“When you force someone into a corner, you are asking for trouble.”
Peter, a 46-year-old man with a physical disability, said he had been on a waiting list for transitional housing for four and a half years – and had been homeless for five years.
âI no longer go to shelters. I stay outside, and it’s just easier that way, âsaid Peter, who asked that his last name not be used. âThey run shelters like a prison, instead of helping people get back on their feet and check their homes. “
He said he had previously been forced to relocate, relocate and return to makeshift homes in the neighborhood.
âThey keep changing their minds and bouncing us like I’m a pinball machine or something,â said Peter. âThey just don’t know what to do. They keep moving everyone around until the circle is complete, and you are in exactly the same place as before. They tried to shut everything down, then they gathered a group of people on the street. â¦ It always comes back to what it was before.

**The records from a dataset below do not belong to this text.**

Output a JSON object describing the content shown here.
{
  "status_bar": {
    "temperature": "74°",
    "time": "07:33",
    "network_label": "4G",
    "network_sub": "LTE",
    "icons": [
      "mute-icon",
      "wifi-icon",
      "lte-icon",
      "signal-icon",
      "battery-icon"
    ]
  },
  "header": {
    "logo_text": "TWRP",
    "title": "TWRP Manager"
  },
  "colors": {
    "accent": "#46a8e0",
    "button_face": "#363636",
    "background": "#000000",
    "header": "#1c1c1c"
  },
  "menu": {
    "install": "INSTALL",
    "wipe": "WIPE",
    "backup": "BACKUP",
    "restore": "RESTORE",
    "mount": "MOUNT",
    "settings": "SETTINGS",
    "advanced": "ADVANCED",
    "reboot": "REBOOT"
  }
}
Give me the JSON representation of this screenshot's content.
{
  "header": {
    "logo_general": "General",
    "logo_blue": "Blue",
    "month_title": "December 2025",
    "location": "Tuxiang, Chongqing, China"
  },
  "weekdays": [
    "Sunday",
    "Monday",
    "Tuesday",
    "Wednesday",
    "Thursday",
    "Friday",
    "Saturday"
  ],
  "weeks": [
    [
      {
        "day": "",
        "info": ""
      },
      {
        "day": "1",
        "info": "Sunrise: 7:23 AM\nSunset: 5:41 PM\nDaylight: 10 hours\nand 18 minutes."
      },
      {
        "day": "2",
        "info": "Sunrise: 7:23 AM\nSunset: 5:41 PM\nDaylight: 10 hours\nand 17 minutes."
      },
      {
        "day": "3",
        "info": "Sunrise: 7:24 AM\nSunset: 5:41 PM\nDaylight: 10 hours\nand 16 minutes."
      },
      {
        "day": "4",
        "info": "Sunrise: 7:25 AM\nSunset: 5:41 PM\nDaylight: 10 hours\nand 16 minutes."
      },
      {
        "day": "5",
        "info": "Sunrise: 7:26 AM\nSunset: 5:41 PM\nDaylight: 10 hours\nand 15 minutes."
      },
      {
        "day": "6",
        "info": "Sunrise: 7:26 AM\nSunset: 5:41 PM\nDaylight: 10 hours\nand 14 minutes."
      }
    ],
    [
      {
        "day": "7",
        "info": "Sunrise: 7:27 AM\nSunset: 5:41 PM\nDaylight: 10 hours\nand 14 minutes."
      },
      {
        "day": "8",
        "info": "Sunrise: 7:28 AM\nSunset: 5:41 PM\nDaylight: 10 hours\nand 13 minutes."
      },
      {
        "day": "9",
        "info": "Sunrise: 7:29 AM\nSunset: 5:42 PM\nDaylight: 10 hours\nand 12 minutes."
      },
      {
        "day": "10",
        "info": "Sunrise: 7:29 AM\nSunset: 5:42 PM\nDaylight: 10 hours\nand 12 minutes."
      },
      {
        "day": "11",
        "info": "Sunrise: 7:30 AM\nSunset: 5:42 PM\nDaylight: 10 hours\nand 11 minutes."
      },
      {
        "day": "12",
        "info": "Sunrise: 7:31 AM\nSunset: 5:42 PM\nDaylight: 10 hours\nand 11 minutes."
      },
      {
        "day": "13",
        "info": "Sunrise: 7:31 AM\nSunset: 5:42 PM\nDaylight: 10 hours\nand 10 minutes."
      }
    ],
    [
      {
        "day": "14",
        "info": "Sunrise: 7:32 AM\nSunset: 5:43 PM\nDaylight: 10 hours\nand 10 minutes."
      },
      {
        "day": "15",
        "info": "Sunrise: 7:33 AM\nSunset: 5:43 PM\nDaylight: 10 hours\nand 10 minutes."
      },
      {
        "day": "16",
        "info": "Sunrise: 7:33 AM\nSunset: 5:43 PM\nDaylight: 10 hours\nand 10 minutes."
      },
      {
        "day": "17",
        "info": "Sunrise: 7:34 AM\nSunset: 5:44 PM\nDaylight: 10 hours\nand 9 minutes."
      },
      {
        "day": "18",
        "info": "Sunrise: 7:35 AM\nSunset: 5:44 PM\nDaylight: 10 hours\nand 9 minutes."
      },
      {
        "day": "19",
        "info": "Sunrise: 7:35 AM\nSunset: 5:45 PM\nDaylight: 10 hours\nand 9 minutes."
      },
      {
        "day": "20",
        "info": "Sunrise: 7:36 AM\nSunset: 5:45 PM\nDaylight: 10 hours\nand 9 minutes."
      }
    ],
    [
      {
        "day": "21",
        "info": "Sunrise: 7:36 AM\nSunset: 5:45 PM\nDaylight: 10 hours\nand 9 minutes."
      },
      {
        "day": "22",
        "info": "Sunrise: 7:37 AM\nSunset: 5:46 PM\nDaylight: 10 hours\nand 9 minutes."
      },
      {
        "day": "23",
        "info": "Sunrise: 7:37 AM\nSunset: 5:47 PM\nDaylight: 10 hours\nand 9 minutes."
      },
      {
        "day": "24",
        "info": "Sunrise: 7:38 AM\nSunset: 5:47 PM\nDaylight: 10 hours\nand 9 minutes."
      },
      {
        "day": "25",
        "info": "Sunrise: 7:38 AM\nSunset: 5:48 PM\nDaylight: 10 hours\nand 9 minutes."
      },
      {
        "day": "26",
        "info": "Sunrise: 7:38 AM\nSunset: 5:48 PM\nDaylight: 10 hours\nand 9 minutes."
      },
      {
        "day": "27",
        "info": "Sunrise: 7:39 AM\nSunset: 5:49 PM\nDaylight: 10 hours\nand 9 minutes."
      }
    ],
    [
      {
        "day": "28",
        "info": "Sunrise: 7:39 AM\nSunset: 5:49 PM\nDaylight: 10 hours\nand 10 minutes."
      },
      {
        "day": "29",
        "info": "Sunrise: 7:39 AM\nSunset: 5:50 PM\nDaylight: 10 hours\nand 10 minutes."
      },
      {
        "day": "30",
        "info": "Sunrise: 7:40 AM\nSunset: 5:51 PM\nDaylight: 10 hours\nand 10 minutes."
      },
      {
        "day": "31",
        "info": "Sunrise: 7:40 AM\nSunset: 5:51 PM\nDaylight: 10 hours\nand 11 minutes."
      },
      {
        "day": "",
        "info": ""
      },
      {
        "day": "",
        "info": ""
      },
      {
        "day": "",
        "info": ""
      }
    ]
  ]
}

In 2019, former Boston Mayor Marty Walsh led âOperation Clean Sweep,â a raid on homeless settlements near Mass. and Cass, which resulted in dozens of arrests. Slowly the camp was rebuilt, until Janey’s “general cleanup”.
In a complaint filed earlier this month, ACLU officials compared Janey’s approach to the 2019 sweep, saying displacing people without providing them with proper housing violates their civil rights.
“We have to find a solution other than to think that we can stop our outing,” Carol Rose, executive director of the Massachusetts ACLU, told GBH News in an interview. âWhen you have a law enforcement response to a public health crisis, it will simply fail. This is not just a theoretical question, we have lived it because it failed between August 2019 and now. “
A Suffolk Superior Court judge is due to hold a hearing in the ACLU trial on Wednesday morning.
Janey pushed back on comparisons to sweeps in the past, arguing her administration had taken “a lot of steps to make sure we approach this with a public health lens, making sure we don’t allow people to continue. to talk in tents and camps, when the real problem [is] people â, in an interview earlier this week on GBH’s Boston Public Radio.
She declined to comment on the ACLU lawsuit, emphasizing the “public health approach” and reiterating that “no one is invited to leave without adequate housing options for them”.
Although the majority of people brought to a special hearing for the people of Mass. and Cass were charged with minor drug offenses, Janey told Boston Public Radio that “the arrests that took place were due to warrants that existed – drug trafficking, human trafficking, things. Of this genre.
Mayor Michelle Wu, who was sworn in on Tuesday, told reporters at a press conference earlier this month that she was investigating incidents, first reported by GBH News, of people brought to a makeshift courthouse in Suffolk County Jail while queuing for methadone.
âIt would be unacceptable,â Wu said. âThere is a clear understanding among people around the table today that this is not something that should never happen.â
Wu last week appointed former Dr Monica Bharel, former commissioner of the state’s public health department, to oversee efforts in the region over the next six months as Tsar of Mass. and Cass.
In a statement, Wu said Boston would “prioritize public health and housing, and emphasize the safety and dignity of all people with substance use disorders, health mental and unstable housing “.